Several studies conducted by clinical psychologists and psychiatrists about complicated grief and bereavement issues, as well as post-traumatic stress disorder, trauma and mental disorders, reveal that grieving is normal and usually lasts between four and six months. But if the duration of grief persists beyond six months, professional help such as counselling or therapy is advised.

According to mental health experts, the techniques used between counselling and therapy are more or less the same. Counselling is a short-term treatment that focuses on helping kids deal with emotions in a healthy way while therapy is long-term treatment which involves kids battling with more difficult or chronic problems such as anxiety or addiction.

Unlike in developed countries where there are grief centres, Pakistan has no such facility. However, there are a few private organisations that provide therapy or counselling services to children.

Jibran, who has dealt with kids suffering from grief says that clinical psychologists try to ascertain the reason for the grief as well as study the child’s past.

In several cases where children developed depression and anxiety, they also showed aggressive behaviour such as breaking objects. Jibran adds that the home environment plays an instrumental role in developing coping mechanisms.
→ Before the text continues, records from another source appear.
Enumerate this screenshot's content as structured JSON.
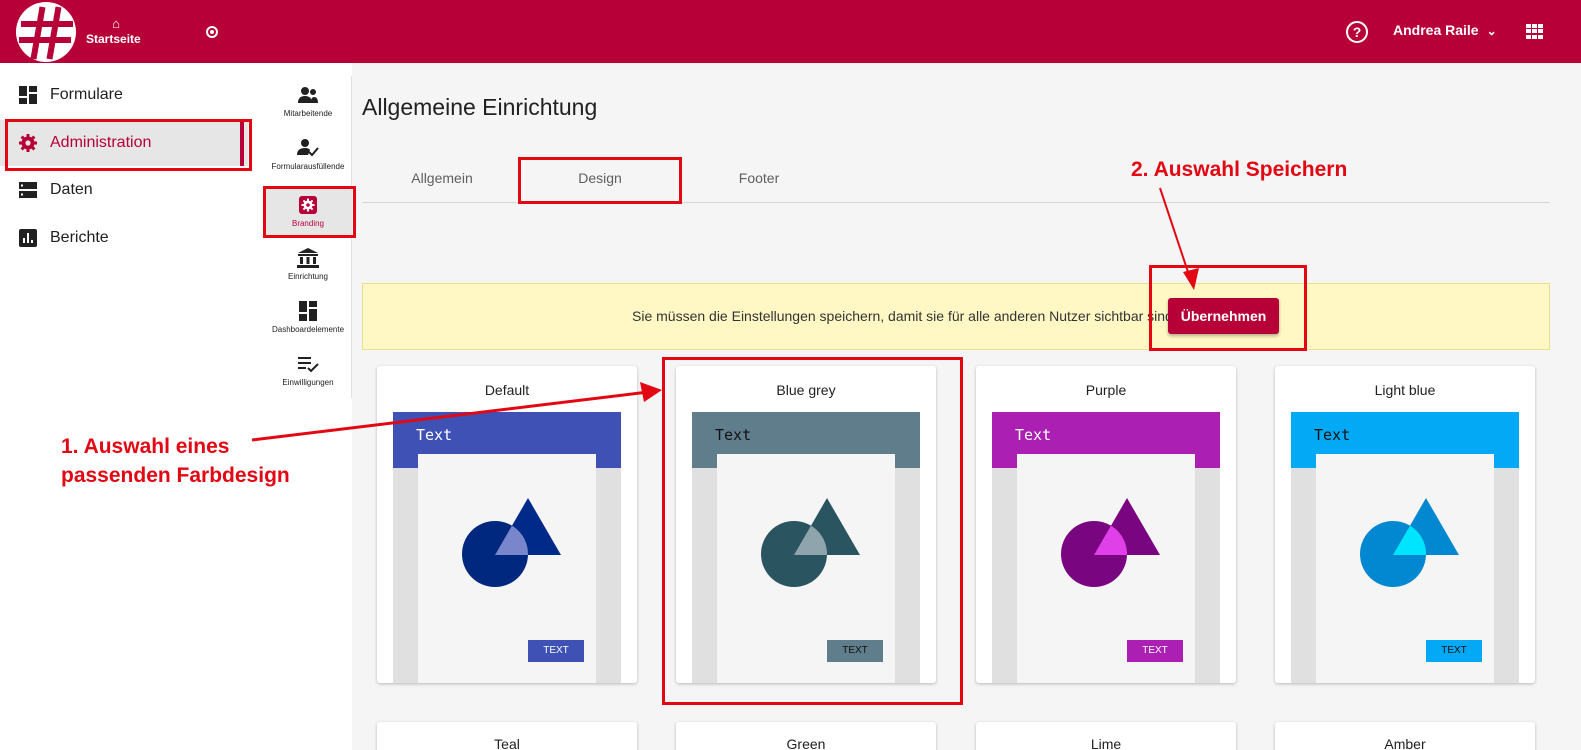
{
  "header": {
    "home_label": "Startseite",
    "help_icon": "?",
    "user_name": "Andrea Raile",
    "icons": [
      "logo-icon",
      "home-icon",
      "radio-icon",
      "help-icon",
      "chevron-down-icon",
      "apps-grid-icon"
    ]
  },
  "sidebar": {
    "items": [
      {
        "label": "Formulare",
        "icon": "dashboard-icon"
      },
      {
        "label": "Administration",
        "icon": "gear-icon",
        "active": true
      },
      {
        "label": "Daten",
        "icon": "storage-icon"
      },
      {
        "label": "Berichte",
        "icon": "bar-chart-icon"
      }
    ]
  },
  "subnav": {
    "items": [
      {
        "label": "Mitarbeitende",
        "icon": "people-icon"
      },
      {
        "label": "Formularausfüllende",
        "icon": "person-check-icon"
      },
      {
        "label": "Branding",
        "icon": "gear-icon",
        "active": true
      },
      {
        "label": "Einrichtung",
        "icon": "institution-icon"
      },
      {
        "label": "Dashboardelemente",
        "icon": "dashboard-icon"
      },
      {
        "label": "Einwilligungen",
        "icon": "checklist-icon"
      }
    ]
  },
  "main": {
    "title": "Allgemeine Einrichtung",
    "tabs": [
      {
        "label": "Allgemein"
      },
      {
        "label": "Design",
        "selected": true
      },
      {
        "label": "Footer"
      }
    ],
    "notice": {
      "text": "Sie müssen die Einstellungen speichern, damit sie für alle anderen Nutzer sichtbar sind",
      "button_label": "Übernehmen"
    },
    "themes": [
      {
        "name": "Default",
        "header_color": "#3f51b5",
        "circle_color": "#00287e",
        "triangle_color": "#002a8a",
        "overlap_color": "#7986cb",
        "button_color": "#3f51b5",
        "button_text_color": "#ffffff",
        "header_text_color": "#ffffff",
        "preview_text": "Text",
        "button_text": "TEXT"
      },
      {
        "name": "Blue grey",
        "header_color": "#607d8b",
        "circle_color": "#2a5560",
        "triangle_color": "#2a5560",
        "overlap_color": "#90a4ae",
        "button_color": "#607d8b",
        "button_text_color": "#111111",
        "header_text_color": "#111111",
        "preview_text": "Text",
        "button_text": "TEXT"
      },
      {
        "name": "Purple",
        "header_color": "#ab20b3",
        "circle_color": "#7a0580",
        "triangle_color": "#7a0580",
        "overlap_color": "#e040e8",
        "button_color": "#ab20b3",
        "button_text_color": "#ffffff",
        "header_text_color": "#ffffff",
        "preview_text": "Text",
        "button_text": "TEXT"
      },
      {
        "name": "Light blue",
        "header_color": "#03a9f4",
        "circle_color": "#0288d1",
        "triangle_color": "#0288d1",
        "overlap_color": "#00e5ff",
        "button_color": "#03a9f4",
        "button_text_color": "#111111",
        "header_text_color": "#111111",
        "preview_text": "Text",
        "button_text": "TEXT"
      }
    ],
    "more_themes": [
      "Teal",
      "Green",
      "Lime",
      "Amber"
    ]
  },
  "annotations": {
    "step1_line1": "1. Auswahl eines",
    "step1_line2": "passenden Farbdesign",
    "step2": "2. Auswahl Speichern",
    "color": "#e30613"
  },
  "colors": {
    "brand": "#b80038",
    "notice_bg": "#fff8c4"
  }
}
If the environment is not favourable, children are likely to develop psychological problems like obsessive-compulsive disorder or phobias, eating disorders, as well as bad habits such as smoking and substance abuse.

A study published in the Journal of Paediatric Obesity in 2018 reveals that emotional eating is associated with intense grieving. Food, especially sugary items, make one feel good and happy for a short time, but the downside is that overeating can increase the risk of obesity in children.

Jibran believes that the best therapies for children are art and play. “Kids are asked to draw or colour objects,” she says. “The use of colour helps in understanding the feelings that a child is going through. The child is also given a few puzzles and toy blocks to play with. The selection of a toy such as a doll, balloon, toy telephone etc allows us to gain an insight into a child’s mind.” Other tools used by counsellors include story-telling sessions, talking or music therapy. All these techniques help kids to relax and channelise their emotions in a positive direction.

The healing process takes time depending on how extensive the therapy is. Jibran conducts two sessions per week. The difference can be seen after two months but depends from child to child. If there is a marked improvement in a child, the therapy is discontinued with mutual consent. Following the therapy, one can see a decline in irritable behaviour as well as increased emotional and mental stability.

Besides therapy, Hayat suggests that an immediate family member or the guardian should have an open conversation with the child, especially if the child is older than eight years of age. In addition, they must be engaged in recreational activities. Grown-ups must be patient with the bereaved child, listen intently to their concerns and not ignore them at all.

“We should realise that these kids are frightened and insecure. All they need from adults is love, care and support,” says Jibran.

**Names have been changed to protect the privacy of the children The writer is a freelance contributor*

Published in Dawn, EOS, February 2nd, 2020